# Is the distance in Nearest Neighbors a good measure of similarity?

Let's train a Nearest Neighbor model with just one sample in it:

In : nn = NearestNeighbors().fit([[0, 1, 0, 0]])


So this one sample has just one significant feature. Querying the model with the same sample returns 0 distance in the first array as expected:

In : nn.kneighbors([[0, 1, 0, 0]], 1)
Out: (array([[0.]]), array([]))


But queries with samples of [0,2,0,0] and [0,1,1,0] both return the same distance value of 1:

In : nn.kneighbors([[0, 2, 0, 0]], 1)
Out: (array([[1.]]), array([]))

In : nn.kneighbors([[0, 1, 1, 0]], 1)
Out: (array([[1.]]), array([]))


This is counter-intuitive, because one would expect [0,2,0,0] to be more similar to [0,1,0,0] than [0,1,1,0]. Using Jaccard metric slightly improves on this issue:

In : nn = NearestNeighbors(metric=scipy.spatial.distance.jaccard).fit([[0, 1, 0, 0]])

In : nn.kneighbors([[0, 1, 0, 0]], 1)
Out: (array([[0.]]), array([]))

In : nn.kneighbors([[0, 2, 0, 0]], 1)
Out: (array([[1.]]), array([]))

In : nn.kneighbors([[0, 1, 1, 0]], 1)
Out: (array([[0.5]]), array([]))


But for my dataset Jaccard metric makes the kNN queries taking very long time, perhaps it is more suited for binary features. I have a set of readings from 52 sensors per row, nicely normalized with zero mean. I stumbled upon this issue when I fitted this set into sklearn.neighbors.NearestNeighbors and queried giving the first row of the training set as a sample and K=2, so it returned 0th index at 0 distance as expected and some other index with 0.02 distance. When I checked that other one I could not see ANY similarities, in fact most of the features where very dissimilar by value and/or by sign. I could get the same distance with a made-up sample of the first row from the training set where any one feature was increased by 0.02.

I am wondering now how to overcome this problem and if there is an easy way (ie. by tweaking parameters of NearestNeighbors) or a hacky way (ie. custom metrics, feature weights etc.) or should I rather use a different model? KMeans for example can converge clusters from my dataset pretty fast, but it uses NN internally and I do not fully like it because of the randomness in the init.

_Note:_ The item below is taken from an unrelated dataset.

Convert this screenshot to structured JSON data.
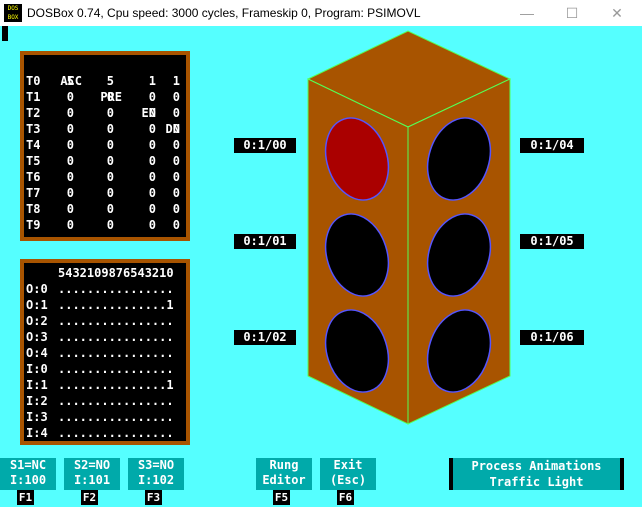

## 1 Answer

This is counter-intuitive, because one would expect [0,2,0,0] to be more similar to [0,1,0,0] than [0,1,1,0].

No this is expected, since the two points are exactly at the same distance in the Euclidean space. To see it take a simplified 2D version of your points:

• A (1,0)
• B (2,0)
• C (1,1)

Both B and C are exactly at distance 1 from A.

But for my dataset Jaccard metric makes the kNN queries taking very long time, perhaps it is more suited for binary features.

Jaccard actually assumes binary features, it will consider all non-zero values the same way. Its result is based on how many non-zero dimensions the two points have in common. I'm assuming that the implementation follows the original definition, there might be variants. Normally it's a very simple measure which doesn't require any heavy computation so it's surprising that it takes a long time.

When I checked that other one I could not see ANY similarities, in fact most of the features where very dissimilar by value and/or by sign. A change of sign has no particular importance in the euclidean space, it's the distance which matters.

Well the only way to really check would be to calculate the euclidean distance, with 52 dimensions just looking at the values is not going to give a good indication.

I could get the same distance with a made-up sample of the first row from the training set where any one feature was increased by 0.02.

I'm not sure I understand this part but again this sounds perfectly correct: changing any feature by 0.02 will move the data point in the space by a distance of 0.02 so... it's going to be at distance of 0.02 from the original point.

I am wondering now how to overcome this problem and if there is an easy way (ie. by tweaking parameters of NearestNeighbors) or a hacky way (ie. custom metrics, feature weights etc.)

If there is any data-specific way to measure the distance between two points, you should definitely define a custom metric. It's not a hack, as you can see NN relies entirely on the metric. The default euclidean distance is a generic measure, it might not be fit for your purpose.

• Thanks, Erwan. I understand how Euclidian distance works, but the goal with my 52-feature dataset is to identify patterns and then make a comparison with the test set, so I expect two similar datapoints to have similar features which may not be (always) the case when using just the Euclidian metric. I don't think it makes sense for me to convert my readings to binary just to be able to use Jaccard measure, because a lot of information would be lost in this way. I am now trying some clustering algorithms on my set. If you could suggest a suitable model for my case I would be grateful. – mac13k Jul 25 '19 at 14:21
• I think your approach to see how different distance measures work is good, you need to find a distance which fits your data for clustering to work. Another important point is the number of instances and/or their diversity: with too few instances it rarely works well. I don't know so many generic clustering algorithms: hierarchical clustering and k-means would be the traditional options. Self-organizing maps might make sense but I'm not familiar with it. – Erwan Jul 25 '19 at 15:03